In a recent letter, Rocky Mountain Biological Laboratory wrote, “RMBL fully supports Share the Slate in their efforts to develop this winter recreation layer to the already existing CBG Trails app. This app will be a great educational tool that will help preserve existing RMBL research as well as our public lands!”
This winter recreation app will have many other benefits as well. First, it will educate locals and visitors alike about what trails and zones are designated for what use which will in turn help spread out usage. This will hopefully reduce some of our more crowded trailheads as users may opt to explore alternative areas on busy days. Additionally, winter recreationalists can identify where they want to go and whether they want a mixed-use experience or a more selective experience. And last, we hope that it will minimize conflicts among winter recreationalists and hopefully help people have an overall better experience.
Let’s be real for a minute – no one wants to deal with your dog’s crap. Ironically, many of us retreat out these drainages to get away from some crap, or get some perspective on some crap, or to process some crap. We certainly aren’t interested in someone or something else’s crap. To see, to smell, to step in, to ride through dog crap while traveling our public lands is just, well, yeah. Crap.

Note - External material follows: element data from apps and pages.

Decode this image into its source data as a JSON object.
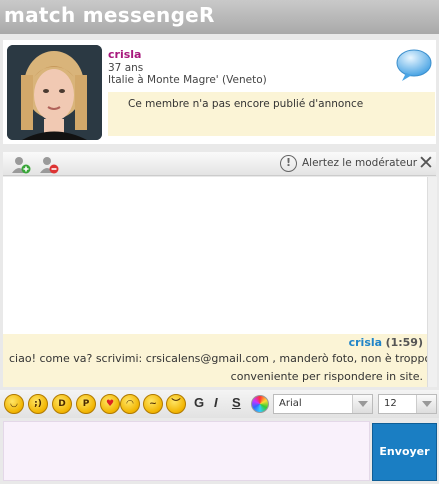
{
  "app": {
    "title": "match messengeR"
  },
  "profile": {
    "name": "crisla",
    "age": "37 ans",
    "location": "Italie à Monte Magre' (Veneto)",
    "annonce": "Ce membre n'a pas encore publié d'annonce"
  },
  "toolbar": {
    "alert_label": "Alertez le modérateur",
    "close_glyph": "✕"
  },
  "chat": {
    "messages": [
      {
        "user": "crisla",
        "time": "(1:59)",
        "line1": "ciao! come va? scrivimi: crsicalens@gmail.com , manderò foto, non è troppo",
        "line2": "conveniente per rispondere in site."
      }
    ]
  },
  "format": {
    "bold": "G",
    "italic": "I",
    "strike": "S",
    "font": "Arial",
    "size": "12",
    "emoticons": [
      "smile-icon",
      "wink-icon",
      "grin-icon",
      "tongue-icon",
      "love-icon",
      "sad-icon",
      "confused-icon",
      "unhappy-icon"
    ]
  },
  "composer": {
    "send_label": "Envoyer"
  },
  "colors": {
    "accent": "#1a7ec3",
    "name": "#a8187c",
    "highlight": "#fbf4d6"
  }
}
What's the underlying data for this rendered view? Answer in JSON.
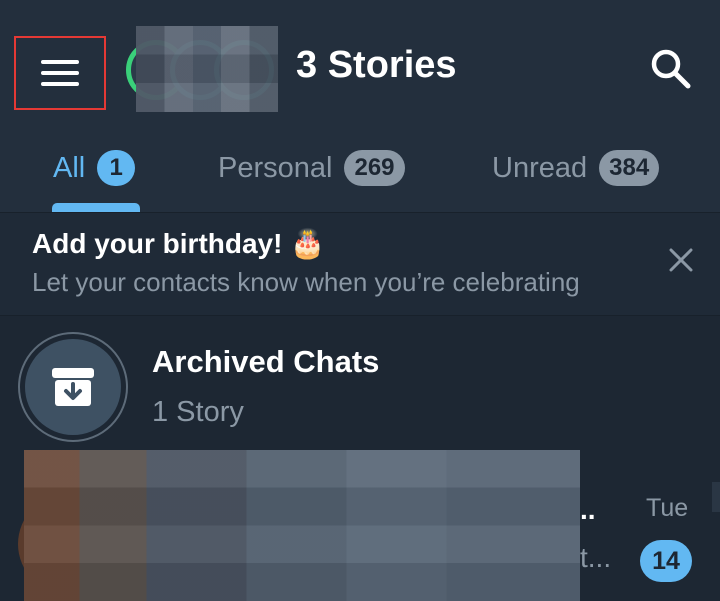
{
  "topbar": {
    "menu_icon": "hamburger-menu-icon",
    "title": "3 Stories",
    "search_icon": "search-icon",
    "story_ring_colors": [
      "#3ad07a",
      "#48c9c2",
      "#48c9c2"
    ]
  },
  "tabs": [
    {
      "label": "All",
      "badge": "1",
      "active": true
    },
    {
      "label": "Personal",
      "badge": "269",
      "active": false
    },
    {
      "label": "Unread",
      "badge": "384",
      "active": false
    }
  ],
  "banner": {
    "title": "Add your birthday! 🎂",
    "subtitle": "Let your contacts know when you’re celebrating",
    "close_icon": "close-icon"
  },
  "archived": {
    "title": "Archived Chats",
    "subtitle": "1 Story",
    "icon": "archive-box-icon"
  },
  "chat": {
    "name_tail": "..",
    "preview_tail": "t...",
    "time": "Tue",
    "unread": "14"
  },
  "colors": {
    "accent": "#62b8f2",
    "background": "#1d2733",
    "header": "#232f3d",
    "muted_text": "#8b98a5",
    "highlight_border": "#e53935"
  }
}
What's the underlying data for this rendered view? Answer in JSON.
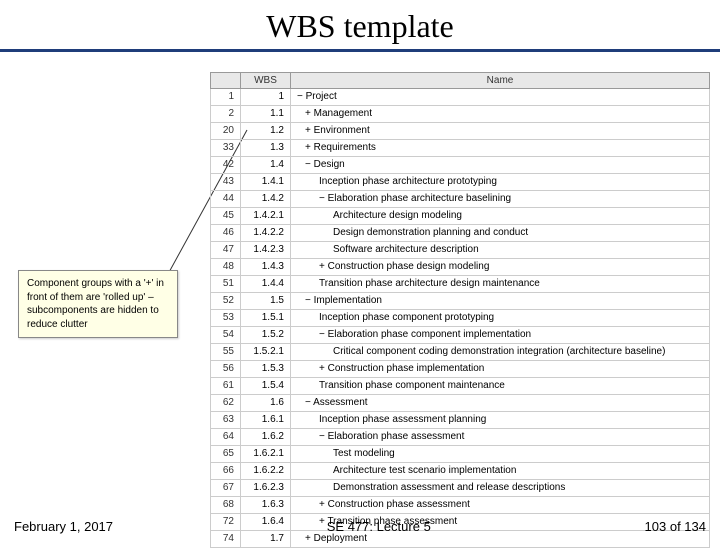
{
  "title": "WBS template",
  "headers": {
    "col1": "WBS",
    "col2": "Name"
  },
  "rows": [
    {
      "n": "1",
      "wbs": "1",
      "name": "− Project",
      "indent": 0
    },
    {
      "n": "2",
      "wbs": "1.1",
      "name": "+ Management",
      "indent": 1
    },
    {
      "n": "20",
      "wbs": "1.2",
      "name": "+ Environment",
      "indent": 1
    },
    {
      "n": "33",
      "wbs": "1.3",
      "name": "+ Requirements",
      "indent": 1
    },
    {
      "n": "42",
      "wbs": "1.4",
      "name": "− Design",
      "indent": 1
    },
    {
      "n": "43",
      "wbs": "1.4.1",
      "name": "Inception phase architecture prototyping",
      "indent": 2
    },
    {
      "n": "44",
      "wbs": "1.4.2",
      "name": "− Elaboration phase architecture baselining",
      "indent": 2
    },
    {
      "n": "45",
      "wbs": "1.4.2.1",
      "name": "Architecture design modeling",
      "indent": 3
    },
    {
      "n": "46",
      "wbs": "1.4.2.2",
      "name": "Design demonstration planning and conduct",
      "indent": 3
    },
    {
      "n": "47",
      "wbs": "1.4.2.3",
      "name": "Software architecture description",
      "indent": 3
    },
    {
      "n": "48",
      "wbs": "1.4.3",
      "name": "+ Construction phase design modeling",
      "indent": 2
    },
    {
      "n": "51",
      "wbs": "1.4.4",
      "name": "Transition phase architecture design maintenance",
      "indent": 2
    },
    {
      "n": "52",
      "wbs": "1.5",
      "name": "− Implementation",
      "indent": 1
    },
    {
      "n": "53",
      "wbs": "1.5.1",
      "name": "Inception phase component prototyping",
      "indent": 2
    },
    {
      "n": "54",
      "wbs": "1.5.2",
      "name": "− Elaboration phase component implementation",
      "indent": 2
    },
    {
      "n": "55",
      "wbs": "1.5.2.1",
      "name": "Critical component coding demonstration integration (architecture baseline)",
      "indent": 3
    },
    {
      "n": "56",
      "wbs": "1.5.3",
      "name": "+ Construction phase implementation",
      "indent": 2
    },
    {
      "n": "61",
      "wbs": "1.5.4",
      "name": "Transition phase component maintenance",
      "indent": 2
    },
    {
      "n": "62",
      "wbs": "1.6",
      "name": "− Assessment",
      "indent": 1
    },
    {
      "n": "63",
      "wbs": "1.6.1",
      "name": "Inception phase assessment planning",
      "indent": 2
    },
    {
      "n": "64",
      "wbs": "1.6.2",
      "name": "− Elaboration phase assessment",
      "indent": 2
    },
    {
      "n": "65",
      "wbs": "1.6.2.1",
      "name": "Test modeling",
      "indent": 3
    },
    {
      "n": "66",
      "wbs": "1.6.2.2",
      "name": "Architecture test scenario implementation",
      "indent": 3
    },
    {
      "n": "67",
      "wbs": "1.6.2.3",
      "name": "Demonstration assessment and release descriptions",
      "indent": 3
    },
    {
      "n": "68",
      "wbs": "1.6.3",
      "name": "+ Construction phase assessment",
      "indent": 2
    },
    {
      "n": "72",
      "wbs": "1.6.4",
      "name": "+ Transition phase assessment",
      "indent": 2
    },
    {
      "n": "74",
      "wbs": "1.7",
      "name": "+ Deployment",
      "indent": 1
    }
  ],
  "callout": "Component groups with a '+' in front of them are 'rolled up' – subcomponents are hidden to reduce clutter",
  "footer": {
    "left": "February 1, 2017",
    "center": "SE 477: Lecture 5",
    "right": "103 of 134"
  }
}
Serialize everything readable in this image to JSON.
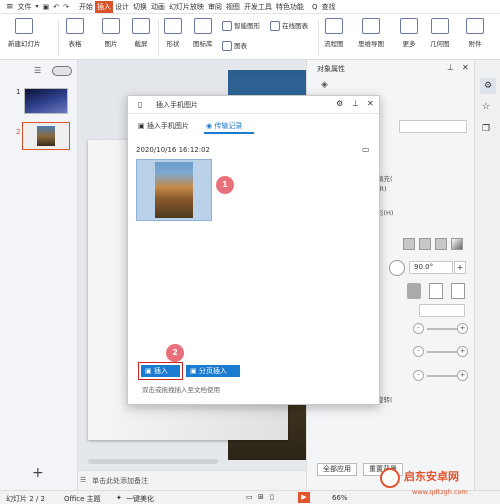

Gunnison National Forest Revision The Gunnison National Forest, which comprises the area surrounding Crested Butte, is undergoing a forest-wide revision process. That process also includes the Grand Mesa and Uncompahgre national forests, and the three forests are collectively known as the “GMUG”. This is an ambitious and far-reaching process which will last years. Not only does the forest revision cover a large area, the revision also encompasses recreation aspects and tackles questions about mining, logging, and other activities. The revision process is just beginning, and you can learn more by visiting the USFS website here: https://www.fs.usda.gov/main/gmug/landmanagement/planning. The revision process will serve as the “guide” for future USFS decisions, and that is why it is important that winter recreationalists that care about access for all user groups, like Share The Slate, need to take note of the process and make sure that our comments and suggestions are heard. It is important to note that while the GMUG revision will not directly impact the upcoming winter travel management plan, the outcome of the revision will guide changes (if any) in winter travel management plan. The actual winter travel management plan will take place after the GMUG revision, and is what will directly
Share the Slate invites everyone who uses and loves the public lands of the Gunnison Valley to join us for a public meeting and membership drive on Tuesday, January 23rd, starting at 6 pm at The Talk of The Town. Enjoy a complementary beer, speak with our board members, renew your membership, or become a new member.
We were the team leaders of a team that headed up to Washington Gulch. Our team of 8 started near the bottom of the switchbacks and headed back down valley from there. We removed a lot of trash like car parts, cinder blocks, mattress springs, even a bucket full of poop. We also decommissioned some unnecessary fire rings, and cleaned up the ones that remained in place.
Our public lands seem to be a particularly hot debate as of late. Do we increase Wilderness? Where should mountain bikers be disallowed? What areas should we make non-motorized? What public lands are “for sale”?
Over the course of a few years, the Gunnison Public Lands Initiative has been working hard to develop a comprehensive land management plan for our Forest Service lands that takes into account recreation, resource management, conservation, and ecology. The GPLI constists of ten local organizations which represent users of various interests including ranching, water resources, motorized use, conservation, mountain biking, recreation, and hunting and angling. Over the course of years, this group has met to develop a balanced and insightful use plan for Gunnison Public Lands which satisfies the needs of all user groups. They have set a model for the nation in representing all users, promoting awareness of land use, and developing a culture of compromise. By coming together to develop an insightful well-balanced proposal for sustainable growth and use of our Gunnison National Forest, the GPLI is setting a positive example for promoting shared use of our public lands.